:: What is required ::
Could you print all the entries below exactly as they appear, omitting the pictures?

:: Records for the exercise ::
=== Begin Enclosure ===

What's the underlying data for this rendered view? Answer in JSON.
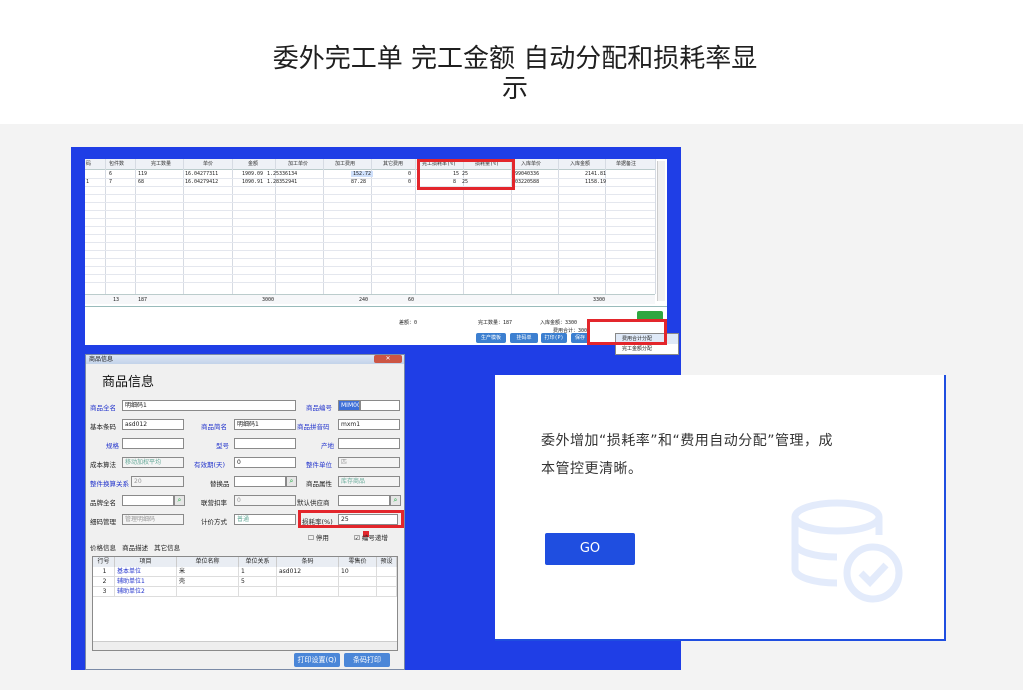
{
  "heading": {
    "line1": "委外完工单 完工金额 自动分配和损耗率显",
    "line2": "示"
  },
  "grid": {
    "headers": [
      "码",
      "包件数",
      "完工数量",
      "单价",
      "金额",
      "加工单价",
      "加工费用",
      "其它费用",
      "完工损耗率(%)",
      "损耗量(%)",
      "入库单价",
      "入库金额",
      "单据备注"
    ],
    "rows": [
      [
        "",
        "6",
        "119",
        "16.04277311",
        "1909.09",
        "1.25336134",
        "152.72",
        "0",
        "25",
        "15",
        "99040336",
        "2141.81",
        ""
      ],
      [
        "1",
        "7",
        "68",
        "16.04279412",
        "1090.91",
        "1.28352941",
        "87.28",
        "0",
        "25",
        "8",
        "03220588",
        "1158.19",
        ""
      ]
    ],
    "totals": {
      "c1": "13",
      "c2": "187",
      "c4": "3000",
      "c6": "240",
      "c7": "60",
      "c11": "3300"
    }
  },
  "footer": {
    "diff": "差额：0",
    "qty": "完工数量：187",
    "amount": "入库金额：3300",
    "fee": "费用合计：300",
    "buttons": [
      "生产模板",
      "挂码单",
      "打印(P)",
      "保存"
    ],
    "menu": [
      "费用合计分配",
      "完工金额分配"
    ]
  },
  "dialog": {
    "titlebar": "商品信息",
    "title": "商品信息",
    "fields": {
      "fullname_label": "商品全名",
      "fullname": "明细码1",
      "code_label": "商品编号",
      "code": "MIM001",
      "barcode_label": "基本条码",
      "barcode": "asd012",
      "short_label": "商品简名",
      "short": "明细码1",
      "pinyin_label": "商品拼音码",
      "pinyin": "mxm1",
      "spec_label": "规格",
      "model_label": "型号",
      "origin_label": "产地",
      "cost_label": "成本算法",
      "cost": "移动加权平均",
      "valid_label": "有效期(天)",
      "valid": "0",
      "unit_label": "整件单位",
      "unit": "匹",
      "ratio_label": "整件换算关系",
      "ratio": "20",
      "sub_label": "替换品",
      "attr_label": "商品属性",
      "attr": "库存商品",
      "brand_label": "品牌全名",
      "discount_label": "联营扣率",
      "discount": "0",
      "supplier_label": "默认供应商",
      "detail_label": "细码管理",
      "detail": "管理明细码",
      "price_label": "计价方式",
      "price": "普通",
      "loss_label": "损耗率(%)",
      "loss": "25",
      "stop_label": "停用",
      "inc_label": "编号递增"
    },
    "tabs": [
      "价格信息",
      "商品描述",
      "其它信息"
    ],
    "table_headers": [
      "行号",
      "项目",
      "单位名称",
      "单位关系",
      "条码",
      "零售价",
      "预设"
    ],
    "table_rows": [
      [
        "1",
        "基本单位",
        "米",
        "1",
        "asd012",
        "10",
        ""
      ],
      [
        "2",
        "辅助单位1",
        "壳",
        "5",
        "",
        "",
        ""
      ],
      [
        "3",
        "辅助单位2",
        "",
        "",
        "",
        "",
        ""
      ]
    ],
    "buttons": [
      "打印设置(Q)",
      "条码打印"
    ]
  },
  "card": {
    "text": "委外增加“损耗率”和“费用自动分配”管理，成本管控更清晰。",
    "button": "GO"
  }
}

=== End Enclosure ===

:: Answer below ::
What's the underlying data for this rendered view? Answer in JSON.
{
  "heading": {
    "line1": "委外完工单 完工金额 自动分配和损耗率显",
    "line2": "示"
  },
  "grid": {
    "headers": [
      "码",
      "包件数",
      "完工数量",
      "单价",
      "金额",
      "加工单价",
      "加工费用",
      "其它费用",
      "完工损耗率(%)",
      "损耗量(%)",
      "入库单价",
      "入库金额",
      "单据备注"
    ],
    "rows": [
      [
        "",
        "6",
        "119",
        "16.04277311",
        "1909.09",
        "1.25336134",
        "152.72",
        "0",
        "25",
        "15",
        "99040336",
        "2141.81",
        ""
      ],
      [
        "1",
        "7",
        "68",
        "16.04279412",
        "1090.91",
        "1.28352941",
        "87.28",
        "0",
        "25",
        "8",
        "03220588",
        "1158.19",
        ""
      ]
    ],
    "totals": {
      "c1": "13",
      "c2": "187",
      "c4": "3000",
      "c6": "240",
      "c7": "60",
      "c11": "3300"
    }
  },
  "footer": {
    "diff": "差额：0",
    "qty": "完工数量：187",
    "amount": "入库金额：3300",
    "fee": "费用合计：300",
    "buttons": [
      "生产模板",
      "挂码单",
      "打印(P)",
      "保存"
    ],
    "menu": [
      "费用合计分配",
      "完工金额分配"
    ]
  },
  "dialog": {
    "titlebar": "商品信息",
    "title": "商品信息",
    "fields": {
      "fullname_label": "商品全名",
      "fullname": "明细码1",
      "code_label": "商品编号",
      "code": "MIM001",
      "barcode_label": "基本条码",
      "barcode": "asd012",
      "short_label": "商品简名",
      "short": "明细码1",
      "pinyin_label": "商品拼音码",
      "pinyin": "mxm1",
      "spec_label": "规格",
      "model_label": "型号",
      "origin_label": "产地",
      "cost_label": "成本算法",
      "cost": "移动加权平均",
      "valid_label": "有效期(天)",
      "valid": "0",
      "unit_label": "整件单位",
      "unit": "匹",
      "ratio_label": "整件换算关系",
      "ratio": "20",
      "sub_label": "替换品",
      "attr_label": "商品属性",
      "attr": "库存商品",
      "brand_label": "品牌全名",
      "discount_label": "联营扣率",
      "discount": "0",
      "supplier_label": "默认供应商",
      "detail_label": "细码管理",
      "detail": "管理明细码",
      "price_label": "计价方式",
      "price": "普通",
      "loss_label": "损耗率(%)",
      "loss": "25",
      "stop_label": "停用",
      "inc_label": "编号递增"
    },
    "tabs": [
      "价格信息",
      "商品描述",
      "其它信息"
    ],
    "table_headers": [
      "行号",
      "项目",
      "单位名称",
      "单位关系",
      "条码",
      "零售价",
      "预设"
    ],
    "table_rows": [
      [
        "1",
        "基本单位",
        "米",
        "1",
        "asd012",
        "10",
        ""
      ],
      [
        "2",
        "辅助单位1",
        "壳",
        "5",
        "",
        "",
        ""
      ],
      [
        "3",
        "辅助单位2",
        "",
        "",
        "",
        "",
        ""
      ]
    ],
    "buttons": [
      "打印设置(Q)",
      "条码打印"
    ]
  },
  "card": {
    "text": "委外增加“损耗率”和“费用自动分配”管理，成本管控更清晰。",
    "button": "GO"
  }
}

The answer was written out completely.